# Task item
Copy every line from the records below that holds the word "shape".

# Data records
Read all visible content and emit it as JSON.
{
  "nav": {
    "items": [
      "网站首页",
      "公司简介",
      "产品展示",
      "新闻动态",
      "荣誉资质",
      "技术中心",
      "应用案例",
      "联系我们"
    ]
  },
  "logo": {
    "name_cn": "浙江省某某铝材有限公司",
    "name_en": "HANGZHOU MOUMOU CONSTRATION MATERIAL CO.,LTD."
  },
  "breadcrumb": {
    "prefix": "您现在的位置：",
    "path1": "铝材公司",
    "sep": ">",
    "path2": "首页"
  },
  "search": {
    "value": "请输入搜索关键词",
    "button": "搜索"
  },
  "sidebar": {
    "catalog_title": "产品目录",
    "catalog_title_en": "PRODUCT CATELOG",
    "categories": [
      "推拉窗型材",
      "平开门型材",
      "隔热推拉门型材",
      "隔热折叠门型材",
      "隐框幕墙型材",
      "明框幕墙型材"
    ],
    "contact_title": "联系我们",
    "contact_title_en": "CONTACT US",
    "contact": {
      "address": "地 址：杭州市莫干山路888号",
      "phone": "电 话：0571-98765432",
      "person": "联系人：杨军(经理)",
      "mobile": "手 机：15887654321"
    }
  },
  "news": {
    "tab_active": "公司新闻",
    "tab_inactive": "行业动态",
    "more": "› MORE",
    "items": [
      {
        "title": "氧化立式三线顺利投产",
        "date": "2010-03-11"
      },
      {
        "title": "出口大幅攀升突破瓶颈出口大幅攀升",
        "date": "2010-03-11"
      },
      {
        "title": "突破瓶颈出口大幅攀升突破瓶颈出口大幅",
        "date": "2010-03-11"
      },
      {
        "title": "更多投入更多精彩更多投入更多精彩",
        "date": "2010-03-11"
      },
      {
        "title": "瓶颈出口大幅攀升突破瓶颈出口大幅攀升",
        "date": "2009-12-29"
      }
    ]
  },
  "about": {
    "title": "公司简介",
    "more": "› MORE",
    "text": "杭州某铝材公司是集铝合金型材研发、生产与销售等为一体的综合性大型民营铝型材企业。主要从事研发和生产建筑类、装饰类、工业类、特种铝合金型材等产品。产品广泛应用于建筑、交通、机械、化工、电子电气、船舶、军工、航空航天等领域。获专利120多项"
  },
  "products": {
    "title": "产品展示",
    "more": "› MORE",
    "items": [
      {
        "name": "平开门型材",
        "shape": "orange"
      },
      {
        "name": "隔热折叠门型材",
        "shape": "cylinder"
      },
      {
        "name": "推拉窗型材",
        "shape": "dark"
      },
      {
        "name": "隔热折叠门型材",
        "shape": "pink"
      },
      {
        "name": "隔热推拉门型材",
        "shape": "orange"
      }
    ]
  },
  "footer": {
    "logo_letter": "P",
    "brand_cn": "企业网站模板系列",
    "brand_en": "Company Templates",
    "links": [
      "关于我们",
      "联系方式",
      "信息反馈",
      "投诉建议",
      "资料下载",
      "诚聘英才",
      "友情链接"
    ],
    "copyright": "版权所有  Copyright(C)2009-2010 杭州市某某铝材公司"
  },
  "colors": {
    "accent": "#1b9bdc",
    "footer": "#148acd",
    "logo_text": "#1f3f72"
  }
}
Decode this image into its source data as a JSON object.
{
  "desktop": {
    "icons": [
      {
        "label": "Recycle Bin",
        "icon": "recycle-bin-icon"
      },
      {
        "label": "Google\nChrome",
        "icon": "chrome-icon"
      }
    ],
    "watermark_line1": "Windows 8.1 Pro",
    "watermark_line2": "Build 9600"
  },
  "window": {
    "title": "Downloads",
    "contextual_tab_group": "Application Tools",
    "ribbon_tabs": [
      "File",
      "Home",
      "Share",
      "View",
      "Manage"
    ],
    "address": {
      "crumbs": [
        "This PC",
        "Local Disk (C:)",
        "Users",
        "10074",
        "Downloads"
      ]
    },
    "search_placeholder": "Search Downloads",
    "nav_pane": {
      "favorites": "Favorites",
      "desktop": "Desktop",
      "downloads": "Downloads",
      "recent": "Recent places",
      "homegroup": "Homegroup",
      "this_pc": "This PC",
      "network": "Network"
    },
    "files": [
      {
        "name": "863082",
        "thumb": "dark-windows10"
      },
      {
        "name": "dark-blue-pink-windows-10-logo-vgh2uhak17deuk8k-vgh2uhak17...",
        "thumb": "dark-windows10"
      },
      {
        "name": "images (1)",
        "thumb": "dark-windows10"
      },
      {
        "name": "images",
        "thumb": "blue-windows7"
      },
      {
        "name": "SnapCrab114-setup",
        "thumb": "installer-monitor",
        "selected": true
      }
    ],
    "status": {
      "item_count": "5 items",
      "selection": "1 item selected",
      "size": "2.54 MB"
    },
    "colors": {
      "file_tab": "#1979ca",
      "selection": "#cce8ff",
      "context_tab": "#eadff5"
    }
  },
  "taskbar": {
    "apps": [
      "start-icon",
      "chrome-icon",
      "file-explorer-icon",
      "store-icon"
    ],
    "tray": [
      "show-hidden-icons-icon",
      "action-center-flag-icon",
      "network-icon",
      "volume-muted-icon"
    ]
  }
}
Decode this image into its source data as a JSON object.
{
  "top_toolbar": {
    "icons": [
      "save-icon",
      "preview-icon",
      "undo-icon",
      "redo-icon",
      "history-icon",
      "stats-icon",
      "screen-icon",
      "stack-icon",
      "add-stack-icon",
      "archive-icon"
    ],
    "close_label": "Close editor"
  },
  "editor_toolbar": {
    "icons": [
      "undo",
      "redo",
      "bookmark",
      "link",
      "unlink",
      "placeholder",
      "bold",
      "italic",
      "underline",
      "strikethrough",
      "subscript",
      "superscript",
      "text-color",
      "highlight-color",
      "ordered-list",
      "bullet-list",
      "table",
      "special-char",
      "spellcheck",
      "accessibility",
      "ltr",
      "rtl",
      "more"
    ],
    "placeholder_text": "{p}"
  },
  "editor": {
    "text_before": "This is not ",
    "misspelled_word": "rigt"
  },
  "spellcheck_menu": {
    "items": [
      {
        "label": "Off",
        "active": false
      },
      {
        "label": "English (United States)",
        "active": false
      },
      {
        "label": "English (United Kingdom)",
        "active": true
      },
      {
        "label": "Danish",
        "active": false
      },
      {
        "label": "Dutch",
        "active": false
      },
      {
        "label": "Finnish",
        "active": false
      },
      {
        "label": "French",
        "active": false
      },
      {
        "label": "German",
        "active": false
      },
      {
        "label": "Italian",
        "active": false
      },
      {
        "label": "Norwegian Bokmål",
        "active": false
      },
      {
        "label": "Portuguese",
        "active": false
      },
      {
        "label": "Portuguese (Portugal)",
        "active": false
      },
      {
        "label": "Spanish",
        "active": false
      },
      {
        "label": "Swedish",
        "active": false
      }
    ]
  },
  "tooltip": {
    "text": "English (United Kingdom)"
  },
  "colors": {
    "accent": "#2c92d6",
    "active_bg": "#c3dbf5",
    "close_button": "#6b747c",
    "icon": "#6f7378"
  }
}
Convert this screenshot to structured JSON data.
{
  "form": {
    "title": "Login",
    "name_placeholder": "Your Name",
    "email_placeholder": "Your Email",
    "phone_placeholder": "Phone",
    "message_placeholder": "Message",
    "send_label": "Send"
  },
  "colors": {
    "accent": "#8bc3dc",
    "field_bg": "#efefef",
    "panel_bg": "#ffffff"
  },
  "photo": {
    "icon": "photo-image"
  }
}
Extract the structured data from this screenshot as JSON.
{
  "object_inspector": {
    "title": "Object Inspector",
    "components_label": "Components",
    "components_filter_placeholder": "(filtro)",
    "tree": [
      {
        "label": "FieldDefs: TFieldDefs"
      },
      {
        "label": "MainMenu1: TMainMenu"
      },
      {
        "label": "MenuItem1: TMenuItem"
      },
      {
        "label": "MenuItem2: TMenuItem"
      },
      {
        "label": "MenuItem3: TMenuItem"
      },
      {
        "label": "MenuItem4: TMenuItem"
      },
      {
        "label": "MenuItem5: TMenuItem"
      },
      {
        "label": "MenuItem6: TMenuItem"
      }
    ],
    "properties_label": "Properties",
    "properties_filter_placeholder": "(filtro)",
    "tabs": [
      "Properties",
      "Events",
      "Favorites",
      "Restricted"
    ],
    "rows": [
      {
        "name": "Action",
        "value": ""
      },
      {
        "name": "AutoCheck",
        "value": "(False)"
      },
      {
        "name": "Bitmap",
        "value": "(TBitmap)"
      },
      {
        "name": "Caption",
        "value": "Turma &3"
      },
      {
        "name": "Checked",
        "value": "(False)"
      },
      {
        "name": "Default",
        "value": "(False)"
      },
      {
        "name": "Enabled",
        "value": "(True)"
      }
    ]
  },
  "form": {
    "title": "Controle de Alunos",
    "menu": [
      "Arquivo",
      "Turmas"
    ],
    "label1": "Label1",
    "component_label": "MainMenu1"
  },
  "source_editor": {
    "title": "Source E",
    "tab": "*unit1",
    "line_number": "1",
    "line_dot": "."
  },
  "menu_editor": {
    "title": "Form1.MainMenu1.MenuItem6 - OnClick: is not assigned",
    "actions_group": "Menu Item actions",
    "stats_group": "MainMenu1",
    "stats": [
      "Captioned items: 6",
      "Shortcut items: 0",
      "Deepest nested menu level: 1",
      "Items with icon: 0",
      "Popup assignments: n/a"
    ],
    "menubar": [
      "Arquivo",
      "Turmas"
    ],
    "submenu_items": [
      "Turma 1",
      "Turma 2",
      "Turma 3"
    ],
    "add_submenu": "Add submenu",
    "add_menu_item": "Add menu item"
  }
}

# Reply
        "shape": "orange"
        "shape": "cylinder"
        "shape": "dark"
        "shape": "pink"
        "shape": "orange"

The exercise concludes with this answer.